Vargas and board members are studying information on developing a policy for students in grades 7-12 involved in extracurricular activities, which include but are not limited to athletics, band, cheerleading, UIL academics, school organizations, etc., and for those students who park a vehicle at the school parking lot during the regular school day.
“Drugs are here in Goliad and we have students at our high school campus who have been involved in drug use and having drug paraphernalia on campus,” Vargas said. “I don’t see it as a huge issue, but it is there. We’re not looking at it as a ‘gotcha now’ as much as we’re looking at it as a prevention.”
Vargas said approximately 35 to 40 people attended the two informational meetings concerning the possible implementation of a drug-testing program.
“The questions there were very good,” Vargas said. “One was why not test all of the students? Why just focus on those in extracurricular clubs and organizations?
“The answer is the law allows us to test individuals who park a vehicle on school property and are involved in extracurricular activities. It does not allow us a blanket test of everyone in the school. It comes down the Fourth Amendment search and seizure laws. Students are guaranteed a right to public education. They are not guaranteed a right to extracurricular activities. They hold their own code above and beyond the student code.”
Vargas said he and Goliad Athletic Director John Mares and Trainer Michael Haley were planning to go to each campus to meet with seventh- through 11th-graders to get their feedback on the possible drug-testing program.

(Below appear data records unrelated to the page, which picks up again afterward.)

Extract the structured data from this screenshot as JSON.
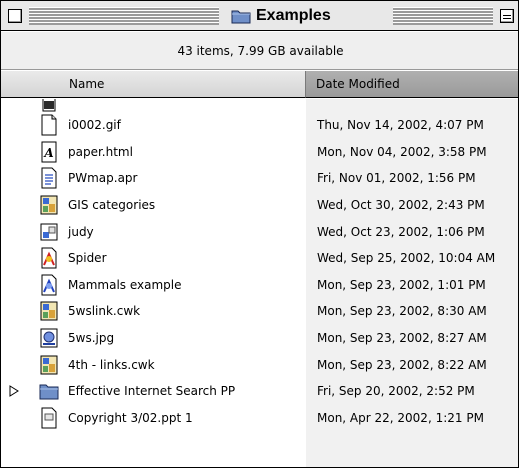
{
  "window": {
    "title": "Examples"
  },
  "status": {
    "summary": "43 items, 7.99 GB available"
  },
  "columns": {
    "name": "Name",
    "date": "Date Modified"
  },
  "rows": [
    {
      "name": "i0002.gif",
      "date": "Thu, Nov 14, 2002, 4:07 PM",
      "icon": "gif-document-icon"
    },
    {
      "name": "paper.html",
      "date": "Mon, Nov 04, 2002, 3:58 PM",
      "icon": "html-document-icon"
    },
    {
      "name": "PWmap.apr",
      "date": "Fri, Nov 01, 2002, 1:56 PM",
      "icon": "text-document-icon"
    },
    {
      "name": "GIS categories",
      "date": "Wed, Oct 30, 2002, 2:43 PM",
      "icon": "appleworks-document-icon"
    },
    {
      "name": "judy",
      "date": "Wed, Oct 23, 2002, 1:06 PM",
      "icon": "file-document-icon"
    },
    {
      "name": "Spider",
      "date": "Wed, Sep 25, 2002, 10:04 AM",
      "icon": "inspiration-document-icon"
    },
    {
      "name": "Mammals example",
      "date": "Mon, Sep 23, 2002, 1:01 PM",
      "icon": "inspiration-document-icon"
    },
    {
      "name": "5wslink.cwk",
      "date": "Mon, Sep 23, 2002, 8:30 AM",
      "icon": "appleworks-document-icon"
    },
    {
      "name": "5ws.jpg",
      "date": "Mon, Sep 23, 2002, 8:27 AM",
      "icon": "jpeg-document-icon"
    },
    {
      "name": "4th - links.cwk",
      "date": "Mon, Sep 23, 2002, 8:22 AM",
      "icon": "appleworks-document-icon"
    },
    {
      "name": "Effective Internet Search PP",
      "date": "Fri, Sep 20, 2002, 2:52 PM",
      "icon": "folder-icon"
    },
    {
      "name": "Copyright 3/02.ppt 1",
      "date": "Mon, Apr 22, 2002, 1:21 PM",
      "icon": "powerpoint-document-icon"
    }
  ],
  "colors": {
    "selected_column_header": "#a6a6a6",
    "date_column_band": "#f1f1f1",
    "folder_blue": "#6f8fc8"
  }
}
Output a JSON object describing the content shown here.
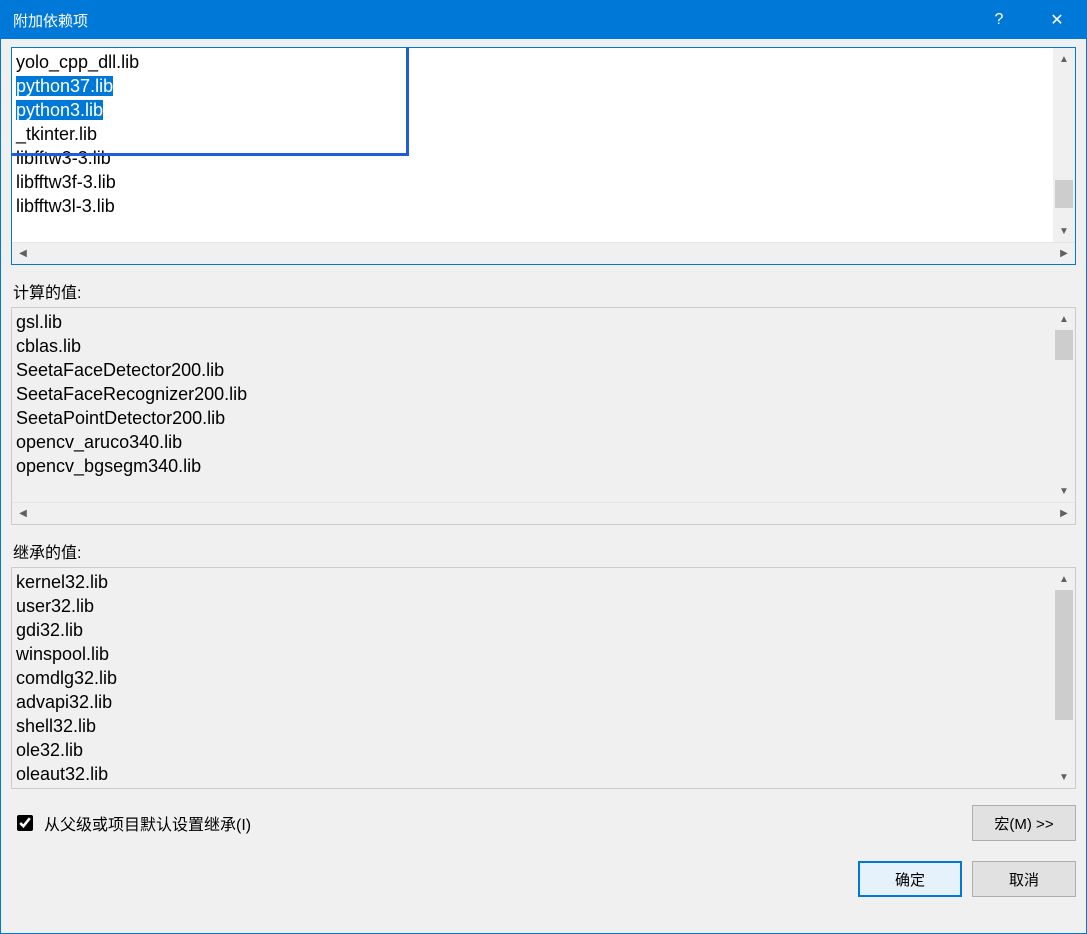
{
  "titlebar": {
    "title": "附加依赖项",
    "help_label": "?",
    "close_label": "✕"
  },
  "top_editor": {
    "lines": [
      "yolo_cpp_dll.lib",
      "python37.lib",
      "python3.lib",
      "_tkinter.lib",
      "libfftw3-3.lib",
      "libfftw3f-3.lib",
      "libfftw3l-3.lib"
    ]
  },
  "computed": {
    "label": "计算的值:",
    "lines": [
      "gsl.lib",
      "cblas.lib",
      "SeetaFaceDetector200.lib",
      "SeetaFaceRecognizer200.lib",
      "SeetaPointDetector200.lib",
      "opencv_aruco340.lib",
      "opencv_bgsegm340.lib"
    ]
  },
  "inherited": {
    "label": "继承的值:",
    "lines": [
      "kernel32.lib",
      "user32.lib",
      "gdi32.lib",
      "winspool.lib",
      "comdlg32.lib",
      "advapi32.lib",
      "shell32.lib",
      "ole32.lib",
      "oleaut32.lib"
    ]
  },
  "inherit_checkbox": "从父级或项目默认设置继承(I)",
  "macros_button": "宏(M) >>",
  "ok_button": "确定",
  "cancel_button": "取消"
}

“This will give our students a legitimate way out of a peer pressure situation,” Vargas said. “Just telling our kids to ‘just say no’ and you’ll be fine hasn’t worked.”